» Your objective
In the entries below, every line that contains "service" must be located and copied.

(Data records for software interfaces)
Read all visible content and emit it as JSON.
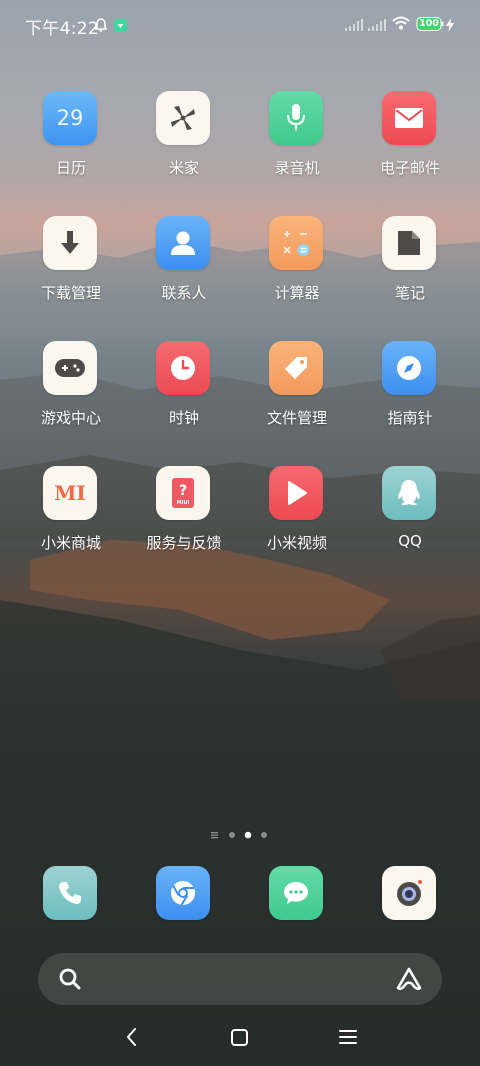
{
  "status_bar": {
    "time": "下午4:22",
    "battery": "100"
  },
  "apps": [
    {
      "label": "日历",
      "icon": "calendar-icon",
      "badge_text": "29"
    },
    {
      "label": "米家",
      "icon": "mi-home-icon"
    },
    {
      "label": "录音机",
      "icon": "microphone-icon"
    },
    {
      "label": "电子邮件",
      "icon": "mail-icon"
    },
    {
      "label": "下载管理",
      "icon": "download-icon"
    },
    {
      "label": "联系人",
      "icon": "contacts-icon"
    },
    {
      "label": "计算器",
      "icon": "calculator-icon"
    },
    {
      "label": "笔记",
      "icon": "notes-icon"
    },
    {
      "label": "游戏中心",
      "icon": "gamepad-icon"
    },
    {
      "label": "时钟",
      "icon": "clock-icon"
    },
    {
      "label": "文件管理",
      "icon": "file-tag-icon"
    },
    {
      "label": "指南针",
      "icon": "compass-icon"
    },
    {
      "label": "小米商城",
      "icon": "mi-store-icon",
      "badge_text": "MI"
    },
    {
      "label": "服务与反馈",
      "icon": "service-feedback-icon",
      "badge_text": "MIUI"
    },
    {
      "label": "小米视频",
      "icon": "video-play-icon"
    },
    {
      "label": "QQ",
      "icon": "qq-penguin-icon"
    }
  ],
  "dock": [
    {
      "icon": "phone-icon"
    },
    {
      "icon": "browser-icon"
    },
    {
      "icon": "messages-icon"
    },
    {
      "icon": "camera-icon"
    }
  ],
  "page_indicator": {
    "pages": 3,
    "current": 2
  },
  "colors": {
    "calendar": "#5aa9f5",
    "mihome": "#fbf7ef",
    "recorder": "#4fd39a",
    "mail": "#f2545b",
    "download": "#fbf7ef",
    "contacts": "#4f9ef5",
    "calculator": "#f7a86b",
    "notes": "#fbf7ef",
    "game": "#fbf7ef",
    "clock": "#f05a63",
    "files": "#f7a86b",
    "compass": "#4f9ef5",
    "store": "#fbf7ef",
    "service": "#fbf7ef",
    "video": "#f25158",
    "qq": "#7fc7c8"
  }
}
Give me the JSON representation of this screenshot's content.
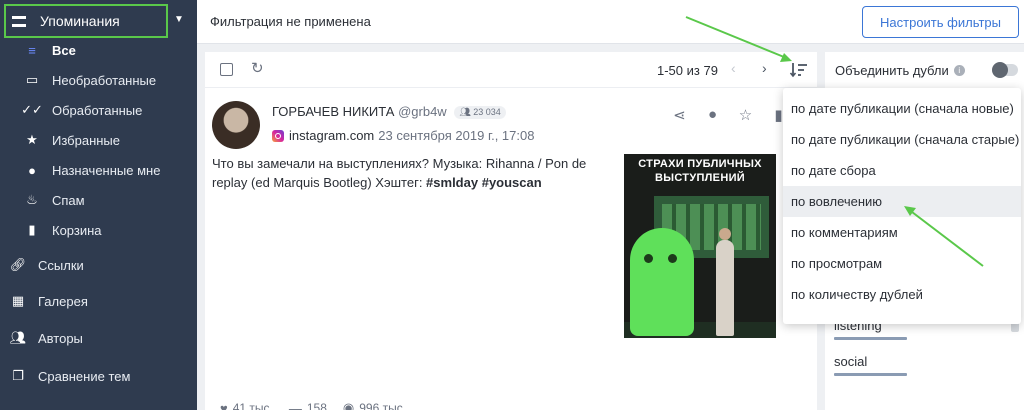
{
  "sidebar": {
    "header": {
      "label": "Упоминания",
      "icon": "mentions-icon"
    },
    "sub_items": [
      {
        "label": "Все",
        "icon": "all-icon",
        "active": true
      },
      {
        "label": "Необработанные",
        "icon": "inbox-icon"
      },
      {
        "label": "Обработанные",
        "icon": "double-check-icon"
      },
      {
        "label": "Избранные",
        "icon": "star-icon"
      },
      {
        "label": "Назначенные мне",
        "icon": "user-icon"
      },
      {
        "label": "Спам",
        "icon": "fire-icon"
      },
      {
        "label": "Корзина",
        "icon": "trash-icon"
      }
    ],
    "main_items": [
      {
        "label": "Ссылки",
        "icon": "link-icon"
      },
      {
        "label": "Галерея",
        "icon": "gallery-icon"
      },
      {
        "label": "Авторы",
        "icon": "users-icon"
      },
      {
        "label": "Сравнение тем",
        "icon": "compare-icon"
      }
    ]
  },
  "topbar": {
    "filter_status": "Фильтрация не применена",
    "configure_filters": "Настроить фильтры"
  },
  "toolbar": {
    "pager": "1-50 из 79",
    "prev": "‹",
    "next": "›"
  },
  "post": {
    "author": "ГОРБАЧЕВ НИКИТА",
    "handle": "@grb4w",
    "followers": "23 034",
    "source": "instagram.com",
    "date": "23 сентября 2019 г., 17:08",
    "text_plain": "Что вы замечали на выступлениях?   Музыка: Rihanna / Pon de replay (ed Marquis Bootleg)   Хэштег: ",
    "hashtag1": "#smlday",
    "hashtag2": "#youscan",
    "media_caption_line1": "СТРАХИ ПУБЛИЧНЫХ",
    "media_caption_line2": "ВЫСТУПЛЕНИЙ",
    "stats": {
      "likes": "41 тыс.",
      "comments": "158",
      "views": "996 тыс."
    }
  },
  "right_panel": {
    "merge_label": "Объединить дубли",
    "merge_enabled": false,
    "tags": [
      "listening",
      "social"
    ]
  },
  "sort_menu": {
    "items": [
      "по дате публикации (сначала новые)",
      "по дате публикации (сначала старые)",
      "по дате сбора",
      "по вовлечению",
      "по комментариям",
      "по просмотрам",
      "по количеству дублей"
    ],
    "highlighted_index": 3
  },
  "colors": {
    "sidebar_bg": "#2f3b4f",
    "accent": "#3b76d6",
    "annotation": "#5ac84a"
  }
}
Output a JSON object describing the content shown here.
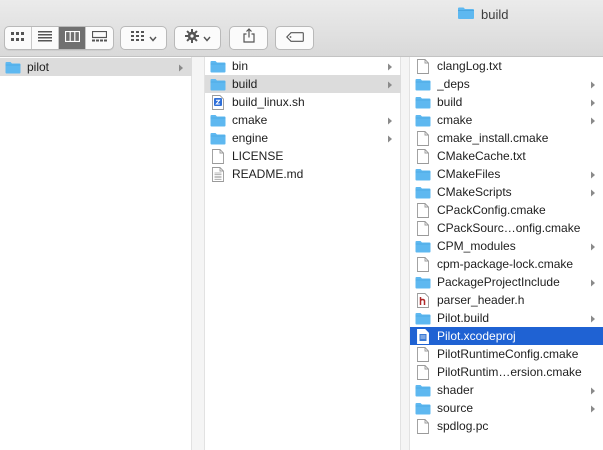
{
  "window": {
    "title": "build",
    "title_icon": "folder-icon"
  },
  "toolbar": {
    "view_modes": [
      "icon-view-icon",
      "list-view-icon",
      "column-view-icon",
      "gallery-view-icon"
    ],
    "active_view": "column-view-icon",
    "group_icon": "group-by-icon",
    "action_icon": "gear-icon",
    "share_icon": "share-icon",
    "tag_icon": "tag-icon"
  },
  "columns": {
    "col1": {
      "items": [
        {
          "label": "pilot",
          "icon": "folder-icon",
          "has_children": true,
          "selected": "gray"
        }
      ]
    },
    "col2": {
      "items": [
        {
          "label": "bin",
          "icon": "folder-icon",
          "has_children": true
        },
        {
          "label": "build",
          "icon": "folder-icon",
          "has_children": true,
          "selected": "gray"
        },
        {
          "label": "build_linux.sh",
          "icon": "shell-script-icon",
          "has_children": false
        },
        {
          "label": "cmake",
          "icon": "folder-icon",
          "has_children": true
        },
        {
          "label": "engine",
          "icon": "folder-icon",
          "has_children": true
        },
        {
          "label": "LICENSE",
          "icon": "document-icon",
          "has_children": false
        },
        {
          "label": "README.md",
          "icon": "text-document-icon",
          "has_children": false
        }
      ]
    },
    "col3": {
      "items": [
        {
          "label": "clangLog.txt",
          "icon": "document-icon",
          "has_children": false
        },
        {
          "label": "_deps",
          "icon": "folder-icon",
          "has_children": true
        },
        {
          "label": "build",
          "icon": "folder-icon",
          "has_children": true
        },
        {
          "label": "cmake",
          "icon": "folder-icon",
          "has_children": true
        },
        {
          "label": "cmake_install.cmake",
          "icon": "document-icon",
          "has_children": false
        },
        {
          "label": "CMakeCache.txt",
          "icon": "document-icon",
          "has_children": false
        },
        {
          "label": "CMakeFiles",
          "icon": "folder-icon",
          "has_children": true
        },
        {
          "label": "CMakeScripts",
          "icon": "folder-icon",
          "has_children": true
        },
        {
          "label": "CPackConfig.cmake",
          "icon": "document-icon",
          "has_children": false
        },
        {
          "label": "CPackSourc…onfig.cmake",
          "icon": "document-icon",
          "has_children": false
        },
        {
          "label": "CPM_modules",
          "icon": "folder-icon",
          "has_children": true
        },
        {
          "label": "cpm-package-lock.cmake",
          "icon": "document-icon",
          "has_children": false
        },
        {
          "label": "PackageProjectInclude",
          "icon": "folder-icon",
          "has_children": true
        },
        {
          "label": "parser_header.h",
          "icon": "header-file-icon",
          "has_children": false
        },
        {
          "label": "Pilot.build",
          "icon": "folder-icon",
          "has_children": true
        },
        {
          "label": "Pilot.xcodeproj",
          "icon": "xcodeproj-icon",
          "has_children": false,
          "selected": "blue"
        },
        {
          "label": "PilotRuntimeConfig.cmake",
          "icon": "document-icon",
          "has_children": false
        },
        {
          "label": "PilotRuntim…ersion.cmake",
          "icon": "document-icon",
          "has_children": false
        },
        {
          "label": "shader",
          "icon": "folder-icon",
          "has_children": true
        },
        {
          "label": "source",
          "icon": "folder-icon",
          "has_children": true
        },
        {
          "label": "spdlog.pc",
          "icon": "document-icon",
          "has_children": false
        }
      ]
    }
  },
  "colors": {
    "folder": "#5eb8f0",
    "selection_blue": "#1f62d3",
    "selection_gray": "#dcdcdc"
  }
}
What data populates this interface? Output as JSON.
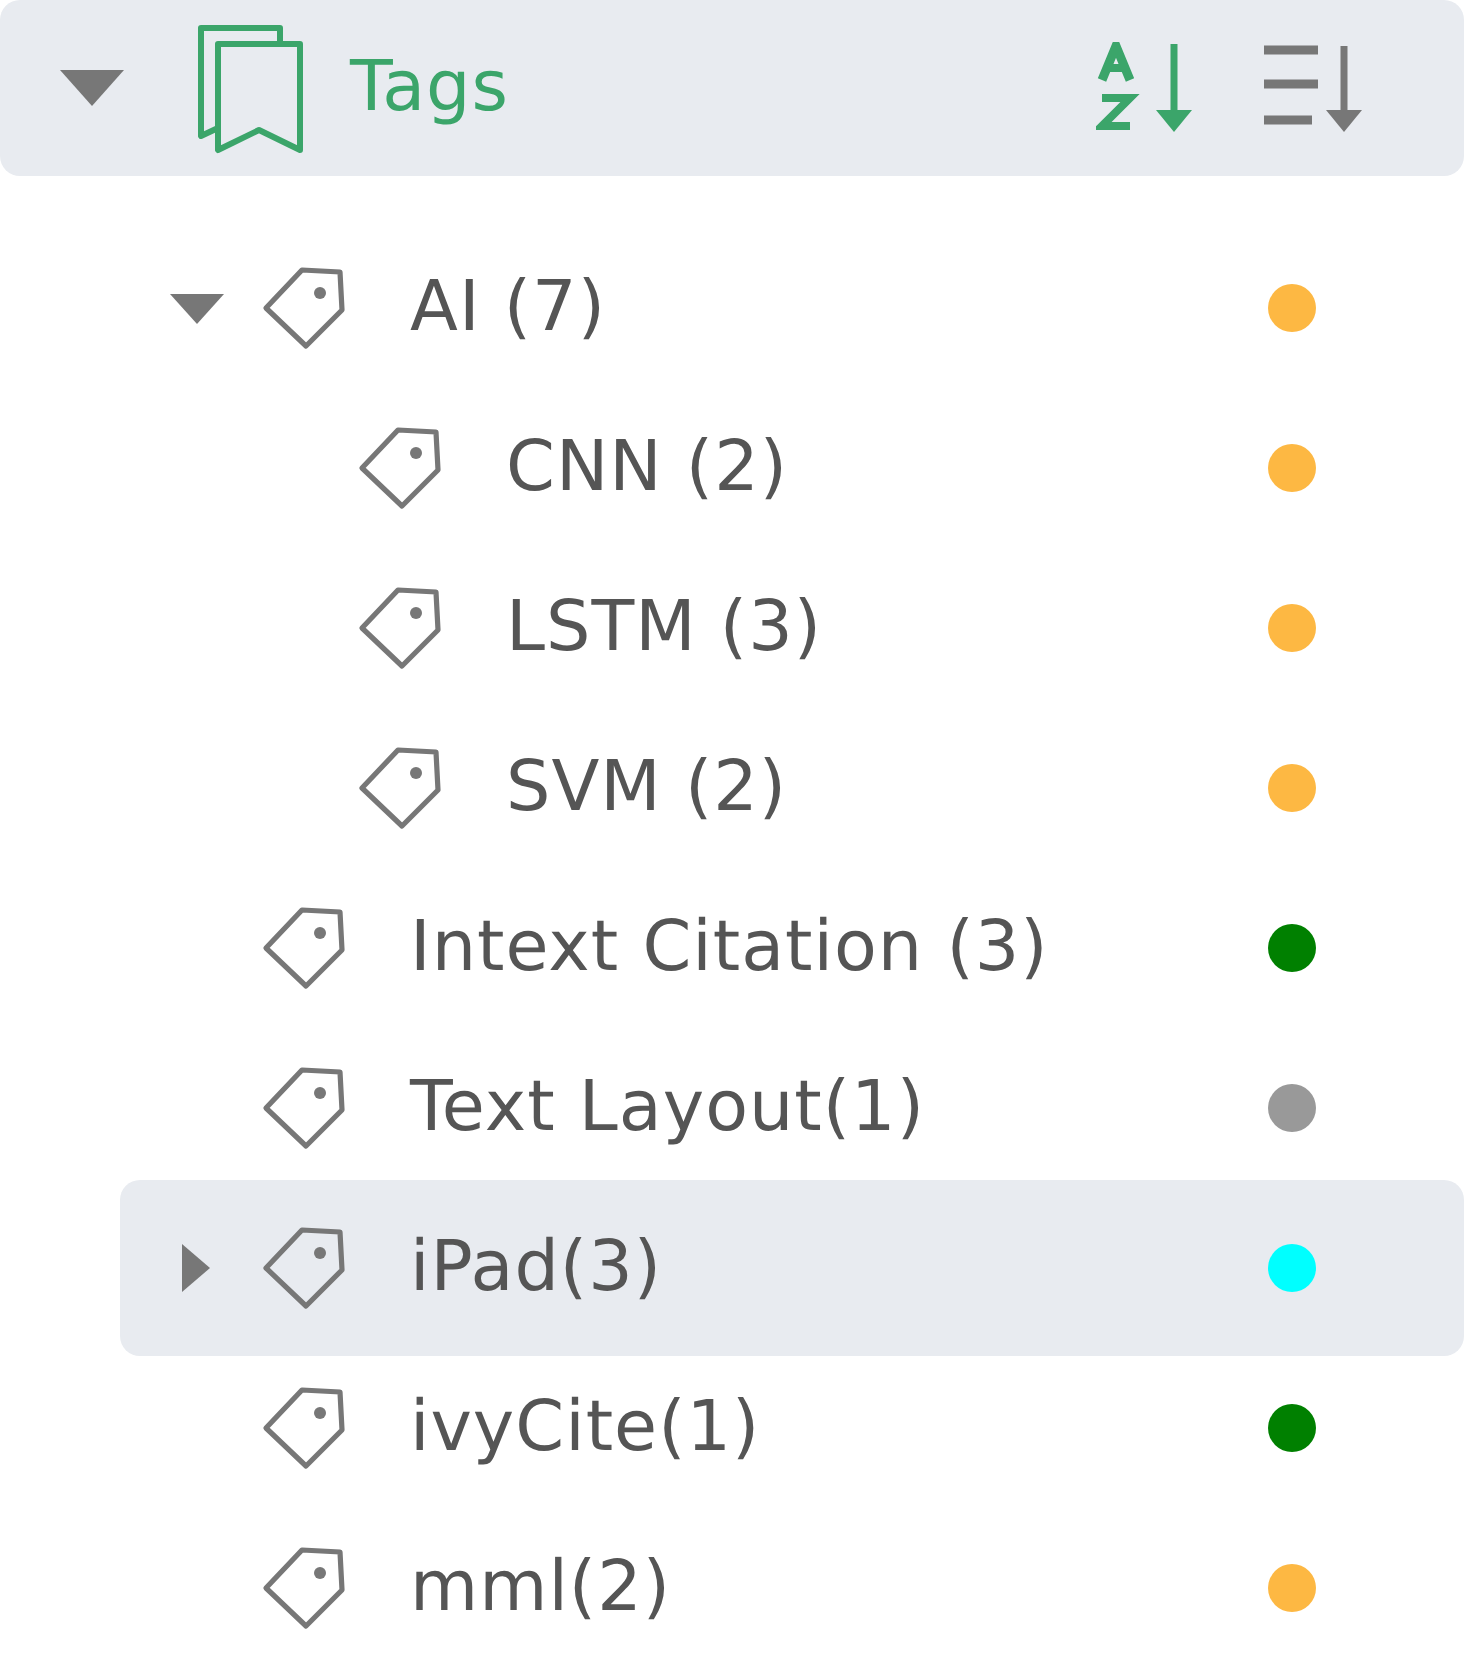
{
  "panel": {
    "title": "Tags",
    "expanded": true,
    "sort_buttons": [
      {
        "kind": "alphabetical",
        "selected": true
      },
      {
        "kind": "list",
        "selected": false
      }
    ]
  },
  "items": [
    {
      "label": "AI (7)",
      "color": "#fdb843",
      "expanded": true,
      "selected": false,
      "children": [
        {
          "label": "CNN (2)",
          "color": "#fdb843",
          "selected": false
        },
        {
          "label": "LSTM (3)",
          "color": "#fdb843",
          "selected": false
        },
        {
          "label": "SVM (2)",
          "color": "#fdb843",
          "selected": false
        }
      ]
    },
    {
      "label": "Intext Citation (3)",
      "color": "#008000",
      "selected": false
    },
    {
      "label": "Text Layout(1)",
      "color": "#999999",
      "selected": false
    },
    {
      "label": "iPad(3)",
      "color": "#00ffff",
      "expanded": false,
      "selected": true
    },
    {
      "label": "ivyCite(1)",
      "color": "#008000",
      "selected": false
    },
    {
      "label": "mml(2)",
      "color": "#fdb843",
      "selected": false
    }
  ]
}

» Task solution
      "icon": "service-feedback-icon",
    "service": "#fbf7ef",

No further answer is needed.